A newer columbarium was built down the hill.  I followed the walkway lined with dogwoods and azalea bushes. I took a deep breath, whispered my own words of encouragement then opened the doors in a beautiful marble entrance. I went to the room where I knew she was. I found her name on the wall and as soon as I saw it, my chest filled with all the pains of pent-up emotion.  I crumbled onto the bench in the center of the room. There was no one there so my tears and visible grief were uninhibited. After a few minutes of hard crying, I wiped my eyes and nose on the edge of my sleeve. Even alone, this embarrassed me and I couldn't help but laugh. Wiping tears on my sleeve in front of this woman I was grieving who had so much class and dignity.  Her grace was like no other and she was a gorgeous combination of Jackie O's style and Lucille Ball's captivating eyes.  Her brilliant smile joined her eyes connected with marble chisled rose cherry cheeks. 

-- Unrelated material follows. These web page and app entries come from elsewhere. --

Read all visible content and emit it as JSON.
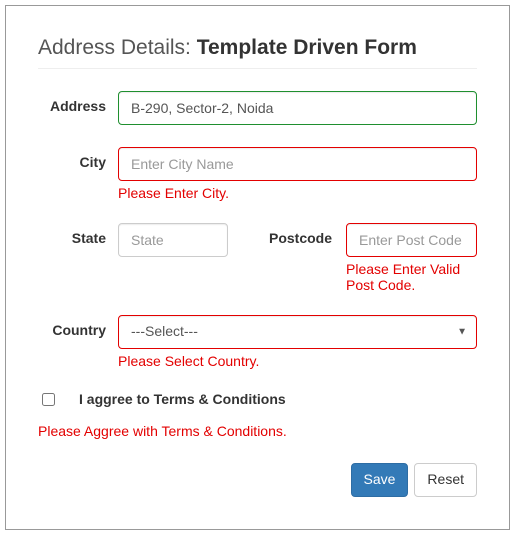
{
  "title_prefix": "Address Details: ",
  "title_bold": "Template Driven Form",
  "labels": {
    "address": "Address",
    "city": "City",
    "state": "State",
    "postcode": "Postcode",
    "country": "Country",
    "terms": "I aggree to Terms & Conditions"
  },
  "fields": {
    "address": {
      "value": "B-290, Sector-2, Noida",
      "placeholder": ""
    },
    "city": {
      "value": "",
      "placeholder": "Enter City Name"
    },
    "state": {
      "value": "",
      "placeholder": "State"
    },
    "postcode": {
      "value": "",
      "placeholder": "Enter Post Code"
    },
    "country_selected": "---Select---"
  },
  "errors": {
    "city": "Please Enter City.",
    "postcode": "Please Enter Valid Post Code.",
    "country": "Please Select Country.",
    "terms": "Please Aggree with Terms & Conditions."
  },
  "buttons": {
    "save": "Save",
    "reset": "Reset"
  }
}
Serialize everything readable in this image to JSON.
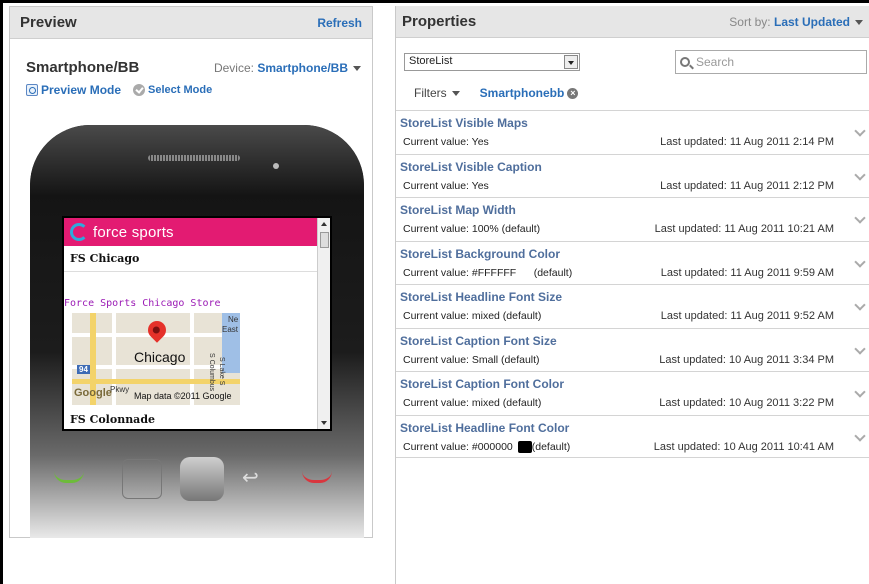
{
  "preview": {
    "title": "Preview",
    "refresh": "Refresh",
    "device_name": "Smartphone/BB",
    "device_label": "Device:",
    "device_value": "Smartphone/BB",
    "modes": [
      "Preview Mode",
      "Select Mode"
    ],
    "screen": {
      "brand": "force sports",
      "store1": "FS Chicago",
      "store_link": "Force Sports Chicago Store",
      "map_city": "Chicago",
      "map_google": "Google",
      "map_data": "Map data ©2011 Google",
      "map_labels": [
        "Ne",
        "East",
        "S Columbus",
        "S Lake S",
        "Pkwy",
        "94"
      ],
      "store2": "FS Colonnade"
    }
  },
  "properties": {
    "title": "Properties",
    "sort_label": "Sort by:",
    "sort_value": "Last Updated",
    "select_value": "StoreList",
    "search_placeholder": "Search",
    "filters_label": "Filters",
    "filter_chip": "Smartphonebb",
    "items": [
      {
        "name": "StoreList Visible Maps",
        "value": "Current value: Yes",
        "updated": "Last updated: 11 Aug 2011 2:14 PM"
      },
      {
        "name": "StoreList Visible Caption",
        "value": "Current value: Yes",
        "updated": "Last updated: 11 Aug 2011 2:12 PM"
      },
      {
        "name": "StoreList Map Width",
        "value": "Current value: 100% (default)",
        "updated": "Last updated: 11 Aug 2011 10:21 AM"
      },
      {
        "name": "StoreList Background Color",
        "value": "Current value: #FFFFFF      (default)",
        "updated": "Last updated: 11 Aug 2011 9:59 AM"
      },
      {
        "name": "StoreList Headline Font Size",
        "value": "Current value: mixed (default)",
        "updated": "Last updated: 11 Aug 2011 9:52 AM"
      },
      {
        "name": "StoreList Caption Font Size",
        "value": "Current value: Small (default)",
        "updated": "Last updated: 10 Aug 2011 3:34 PM"
      },
      {
        "name": "StoreList Caption Font Color",
        "value": "Current value: mixed (default)",
        "updated": "Last updated: 10 Aug 2011 3:22 PM"
      },
      {
        "name": "StoreList Headline Font Color",
        "value_pre": "Current value: #000000",
        "value_post": "(default)",
        "updated": "Last updated: 10 Aug 2011 10:41 AM"
      }
    ]
  },
  "colors": {
    "accent": "#2a6eb8",
    "brand_pink": "#e31b72",
    "item_name": "#4f6e9c"
  }
}
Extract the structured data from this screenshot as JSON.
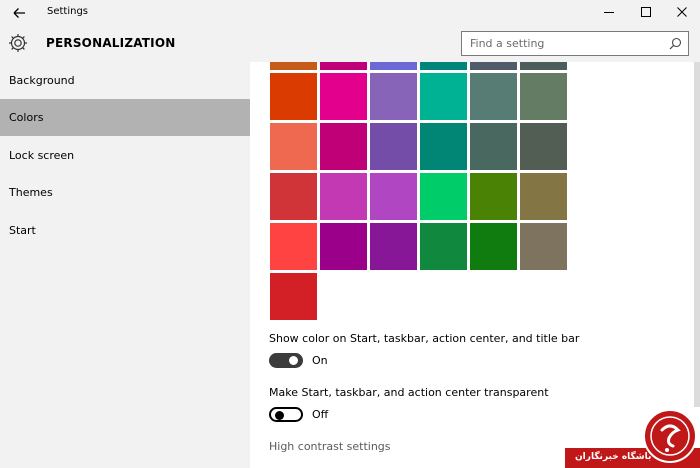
{
  "window": {
    "title": "Settings"
  },
  "header": {
    "section": "PERSONALIZATION",
    "search_placeholder": "Find a setting"
  },
  "sidebar": {
    "items": [
      {
        "label": "Background"
      },
      {
        "label": "Colors"
      },
      {
        "label": "Lock screen"
      },
      {
        "label": "Themes"
      },
      {
        "label": "Start"
      }
    ],
    "active_index": 1
  },
  "colors": {
    "partial_row": [
      "#c75b1a",
      "#c0007a",
      "#6b69d6",
      "#00857a",
      "#515c6b",
      "#4c5e5b"
    ],
    "rows": [
      [
        "#da3b01",
        "#e3008c",
        "#8764b8",
        "#00b294",
        "#567c73",
        "#647c64"
      ],
      [
        "#ef6950",
        "#bf0077",
        "#744da9",
        "#018574",
        "#486860",
        "#525e54"
      ],
      [
        "#d13438",
        "#c239b3",
        "#b146c2",
        "#00cc6a",
        "#498205",
        "#847545"
      ],
      [
        "#ff4343",
        "#9a0089",
        "#881798",
        "#10893e",
        "#107c10",
        "#7e735f"
      ],
      [
        "#d32027"
      ]
    ]
  },
  "options": {
    "show_color": {
      "label": "Show color on Start, taskbar, action center, and title bar",
      "state": "On"
    },
    "transparent": {
      "label": "Make Start, taskbar, and action center transparent",
      "state": "Off"
    }
  },
  "links": {
    "high_contrast": "High contrast settings"
  },
  "watermark": {
    "text": "باشگاه خبرنگاران"
  }
}
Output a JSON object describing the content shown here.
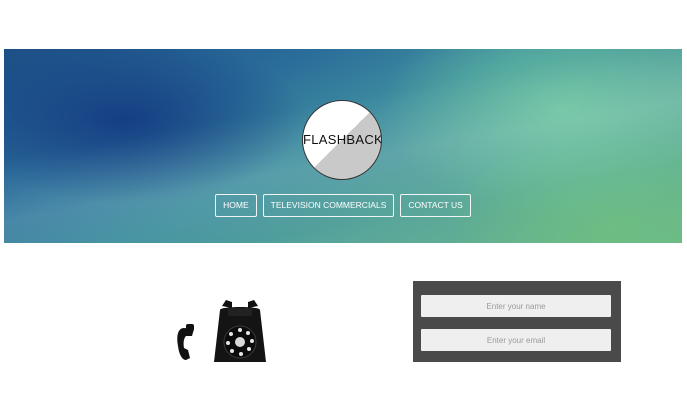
{
  "brand": {
    "logo_text": "FLASHBACK"
  },
  "nav": [
    {
      "label": "HOME"
    },
    {
      "label": "TELEVISION COMMERCIALS"
    },
    {
      "label": "CONTACT US"
    }
  ],
  "contact_form": {
    "name_placeholder": "Enter your name",
    "email_placeholder": "Enter your email"
  },
  "colors": {
    "form_background": "#4a4a4a",
    "field_background": "#efefef",
    "nav_text": "#ffffff"
  },
  "icons": {
    "hero_image": "rotary-telephone-icon"
  }
}
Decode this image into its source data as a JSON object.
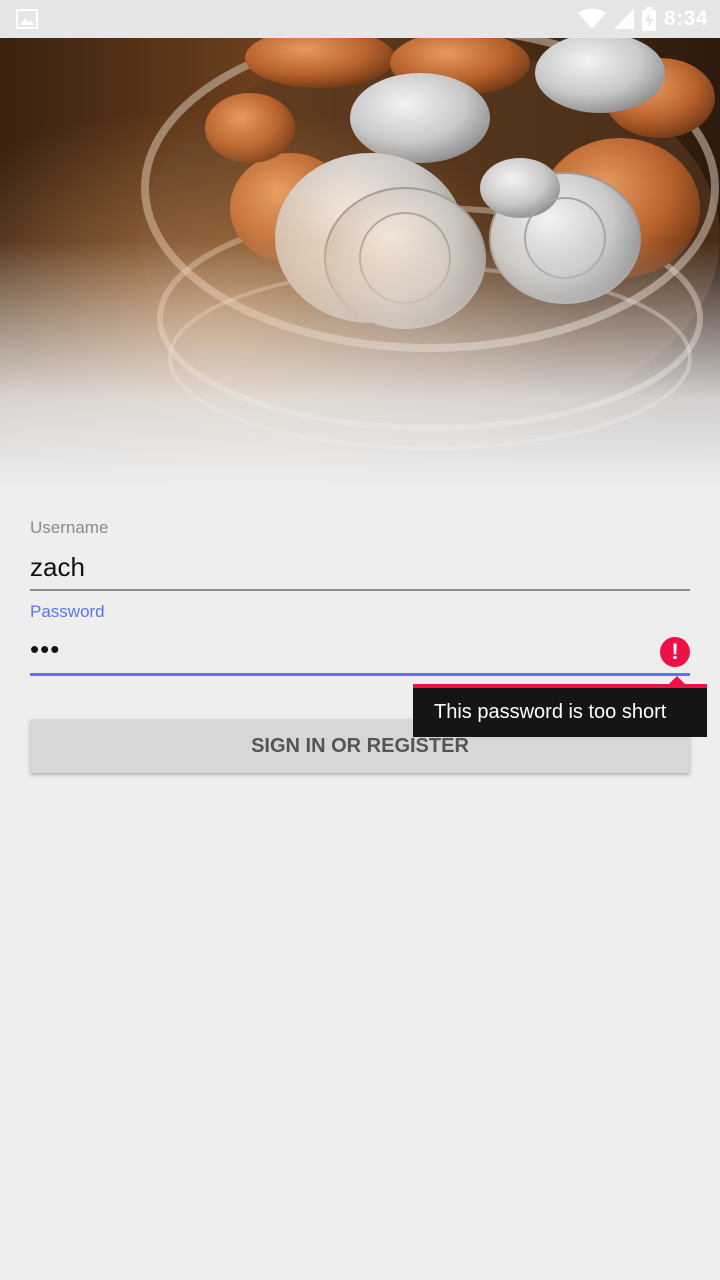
{
  "status_bar": {
    "time": "8:34",
    "icons": [
      "image-notification-icon",
      "wifi-icon",
      "cell-signal-icon",
      "battery-charging-icon"
    ]
  },
  "hero": {
    "image": "coin-jar-photo"
  },
  "form": {
    "username_label": "Username",
    "username_value": "zach",
    "password_label": "Password",
    "password_value": "•••",
    "error_message": "This password is too short",
    "submit_label": "SIGN IN OR REGISTER"
  },
  "colors": {
    "accent": "#5677f0",
    "error": "#ee1144",
    "background": "#eeeeee",
    "button": "#d6d7d7"
  }
}
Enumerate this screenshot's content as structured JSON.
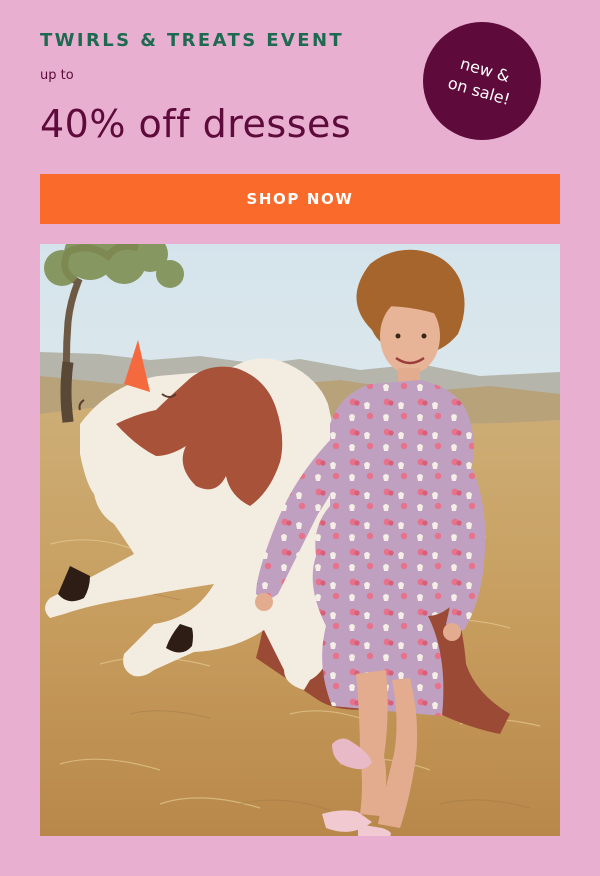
{
  "promo": {
    "eyebrow": "TWIRLS & TREATS EVENT",
    "qualifier": "up to",
    "headline": "40% off dresses",
    "cta_label": "SHOP NOW"
  },
  "badge": {
    "line1": "new &",
    "line2": "on sale!"
  },
  "colors": {
    "background": "#e8afd1",
    "eyebrow": "#1e6a50",
    "headline": "#5e0b3b",
    "badge": "#5e0b3b",
    "cta": "#fa6a2a"
  }
}
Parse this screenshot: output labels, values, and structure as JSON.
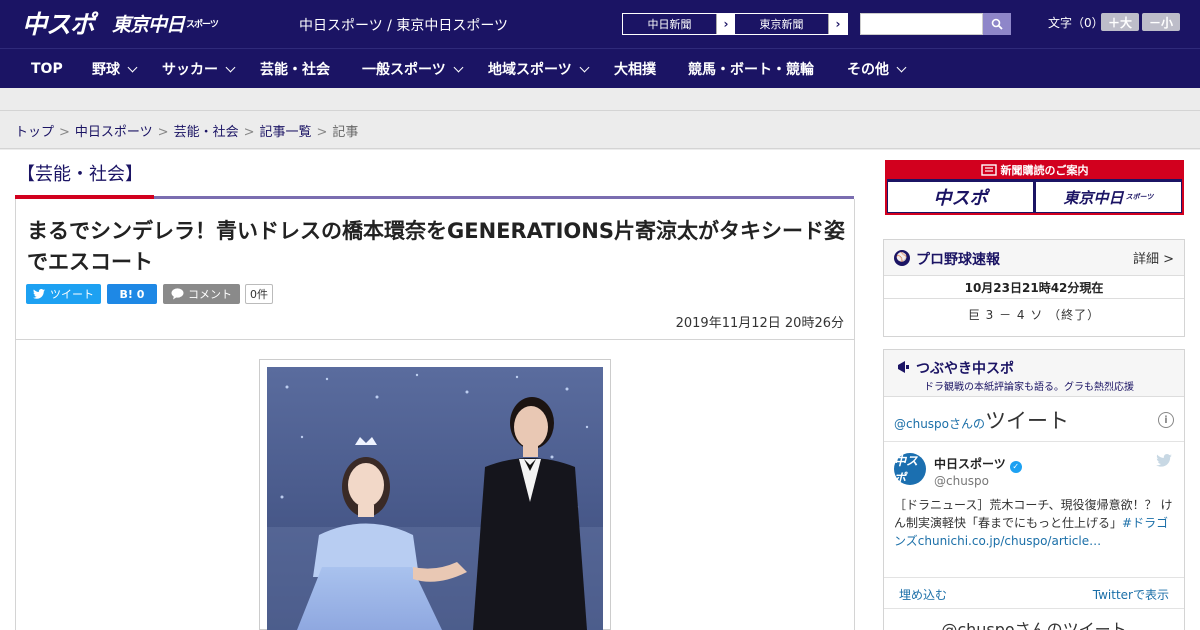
{
  "header": {
    "logo_chuspo": "中スポ",
    "logo_tokyo": "東京中日",
    "logo_tokyo_small": "スポーツ",
    "site_title": "中日スポーツ / 東京中日スポーツ",
    "link_chunichi": "中日新聞",
    "link_tokyo": "東京新聞",
    "search_placeholder": "",
    "font_size_label": "文字（0）",
    "font_larger": "＋大",
    "font_smaller": "－小"
  },
  "nav": {
    "items": [
      {
        "label": "TOP"
      },
      {
        "label": "野球"
      },
      {
        "label": "サッカー"
      },
      {
        "label": "芸能・社会"
      },
      {
        "label": "一般スポーツ"
      },
      {
        "label": "地域スポーツ"
      },
      {
        "label": "大相撲"
      },
      {
        "label": "競馬・ボート・競輪"
      },
      {
        "label": "その他"
      }
    ]
  },
  "breadcrumb": {
    "items": [
      "トップ",
      "中日スポーツ",
      "芸能・社会",
      "記事一覧"
    ],
    "current": "記事",
    "separator": ">"
  },
  "article": {
    "section": "【芸能・社会】",
    "title": "まるでシンデレラ！青いドレスの橋本環奈をGENERATIONS片寄涼太がタキシード姿でエスコート",
    "tweet_label": "ツイート",
    "hatena_label": "B! 0",
    "comment_label": "コメント",
    "comment_count": "0件",
    "date": "2019年11月12日 20時26分"
  },
  "sidebar": {
    "ad_title": "新聞購読のご案内",
    "ad_chuspo": "中スポ",
    "ad_tokyo": "東京中日",
    "ad_tokyo_small": "スポーツ",
    "baseball": {
      "title": "プロ野球速報",
      "detail": "詳細 >",
      "time": "10月23日21時42分現在",
      "score": "巨 3 － 4 ソ （終了）"
    },
    "tsubuyaki": {
      "title": "つぶやき中スポ",
      "subtitle": "ドラ観戦の本紙評論家も語る。グラも熱烈応援",
      "tweets_prefix": "@chuspoさんの",
      "tweets_big": "ツイート",
      "account_name": "中日スポーツ",
      "account_handle": "@chuspo",
      "tweet_text": "［ドラニュース］荒木コーチ、現役復帰意欲！？ けん制実演軽快「春までにもっと仕上げる」",
      "tweet_link": "#ドラゴンズchunichi.co.jp/chuspo/article…",
      "embed": "埋め込む",
      "view_on_twitter": "Twitterで表示",
      "more": "@chuspoさんのツイート"
    }
  },
  "colors": {
    "brand_navy": "#1b1464",
    "accent_red": "#d2001e",
    "twitter_blue": "#1da1f2"
  }
}
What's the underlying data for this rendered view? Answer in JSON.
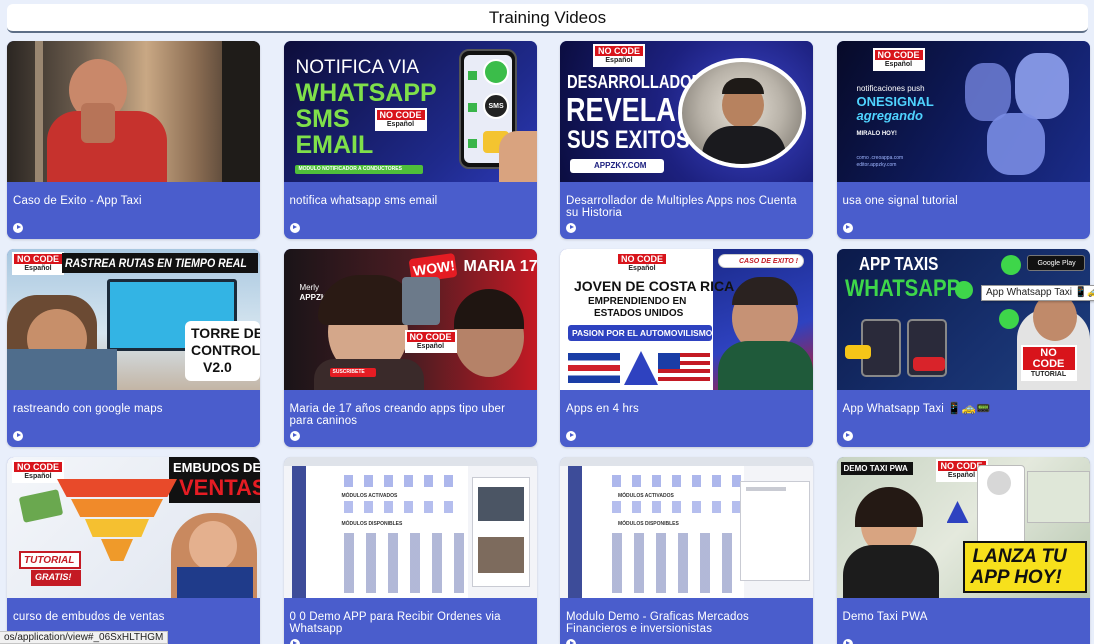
{
  "header": {
    "title": "Training Videos"
  },
  "videos": [
    {
      "title": "Caso de Exito - App Taxi"
    },
    {
      "title": "notifica whatsapp sms email",
      "thumb": {
        "line1": "NOTIFICA VIA",
        "line2": "WHATSAPP",
        "line3": "SMS",
        "line4": "EMAIL",
        "badge1": "NO CODE",
        "badge2": "Español",
        "caption": "MODULO NOTIFICADOR A CONDUCTORES",
        "sms": "SMS"
      }
    },
    {
      "title": "Desarrollador de Multiples Apps nos Cuenta su Historia",
      "thumb": {
        "badge1": "NO CODE",
        "badge2": "Español",
        "line1": "DESARROLLADOR",
        "line2": "REVELA",
        "line3": "SUS EXITOS",
        "site": "APPZKY.COM"
      }
    },
    {
      "title": "usa one signal tutorial",
      "thumb": {
        "badge1": "NO CODE",
        "badge2": "Español",
        "line1": "notificaciones push",
        "line2": "ONESIGNAL",
        "line3": "agregando",
        "cta": "MIRALO HOY!",
        "site1": "como .creoappa.com",
        "site2": "editor.appzky.com"
      }
    },
    {
      "title": "rastreando con google maps",
      "thumb": {
        "badge1": "NO CODE",
        "badge2": "Español",
        "line1": "RASTREA RUTAS EN TIEMPO REAL",
        "line2": "TORRE DE",
        "line3": "CONTROL",
        "line4": "V2.0"
      }
    },
    {
      "title": "Maria de 17 años creando apps tipo uber para caninos",
      "thumb": {
        "name1": "Merly",
        "name2": "APPZKY",
        "wow": "WOW!",
        "line1": "MARIA 17",
        "badge1": "NO CODE",
        "badge2": "Español",
        "sub": "SUSCRIBETE"
      }
    },
    {
      "title": "Apps en 4 hrs",
      "thumb": {
        "badge1": "NO CODE",
        "badge2": "Español",
        "tag": "CASO DE EXITO !",
        "line1": "JOVEN DE COSTA RICA",
        "line2": "EMPRENDIENDO EN",
        "line3": "ESTADOS UNIDOS",
        "line4": "PASION POR EL AUTOMOVILISMO"
      }
    },
    {
      "title": "App Whatsapp Taxi 📱🚕📟",
      "thumb": {
        "line1": "APP TAXIS",
        "line2": "WHATSAPP",
        "store": "Google Play",
        "badge1": "NO CODE",
        "badge2": "TUTORIAL"
      }
    },
    {
      "title": "curso de embudos de ventas",
      "thumb": {
        "badge1": "NO CODE",
        "badge2": "Español",
        "line1": "EMBUDOS DE",
        "line2": "VENTAS",
        "tag1": "TUTORIAL",
        "tag2": "GRATIS!"
      }
    },
    {
      "title": "0 0 Demo APP para Recibir Ordenes via Whatsapp",
      "thumb": {
        "h1": "MÓDULOS ACTIVADOS",
        "h2": "MÓDULOS DISPONIBLES"
      }
    },
    {
      "title": "Modulo Demo - Graficas Mercados Financieros e inversionistas",
      "thumb": {
        "h1": "MÓDULOS ACTIVADOS",
        "h2": "MÓDULOS DISPONIBLES"
      }
    },
    {
      "title": "Demo Taxi PWA",
      "thumb": {
        "line1": "DEMO TAXI PWA",
        "badge1": "NO CODE",
        "badge2": "Español",
        "cta1": "LANZA TU",
        "cta2": "APP HOY!"
      }
    }
  ],
  "tooltip": {
    "text": "App Whatsapp Taxi 📱🚕📟"
  },
  "status_bar": {
    "url": "os/application/view#_06SxHLTHGM"
  },
  "colors": {
    "card": "#4a5dcc",
    "background": "#e9effb",
    "badge": "#d8141b"
  },
  "icons": {
    "play": "play-circle-icon"
  }
}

She was my best friend's mother but she was like my mom too. She helped raised me since I was at her house a great deal of my middle and high school years. She cared for me and she loved me. We lost her beautiful spirit when we were only in our twenties. The pain was dreadful for me, but I couldn't imagine what her daughter was experiencing. Why take her mom? She was kind, generous and compassionate. She loved children, those who were her own and her children's friends.

Danny found me as I was drying my eyes with an unused section of my sleeve. He moved in beside me on the bench, offered a handkerchief that I could've used 15 minutes before and held my hand. He let a few moments pass then said, "Tell me about her." And I did. For over an hour. 

History repeats itself

Many, many years later, I had bosses who were a husband and wife team of a local school uniform store. They had two young, grown children - a son and a daughter - the same as my childhood friend. Unexpectedly and without reason, their mother died. Here again, I was faced with a death so sudden and untimely that mirrored the pain of so many years ago - watching two children - in their twenties deal with the white-hot pain of loss. Everything around them felt lonely and left a huge void in their life without their mom. I loved these two remarkable women. They left behind children and even though they were considered adults, they were still new to life on their own. It never made sense why some mothers are taken away when others seem as if they do not cherish their role at all.

So this Mother's Day and every other Mother's Day after this one means so much to me because I treasure the gift of mothers even more. Mother's Day tangles up a web of unresolved issues and stirs a myriad of emotions, but there are three things that are the clearest to me the older I get.

I am grateful for my mother.

I am grateful that I am a mother of a boy and a girl.

I am so grateful for the mothers who did a damn fine job raising their children especially those who were only given twenty years to do it. And there was no reward of watching their children's families grow. God bless every one of you who do the best you can with your children every day that you're given. Thank you for loving your children and also the ones who claim you as a mother figure in their life. 

Happy Mother's Day.

Seeds to Share: 
Proverbs 31:28 - Her children arise and call her blessed.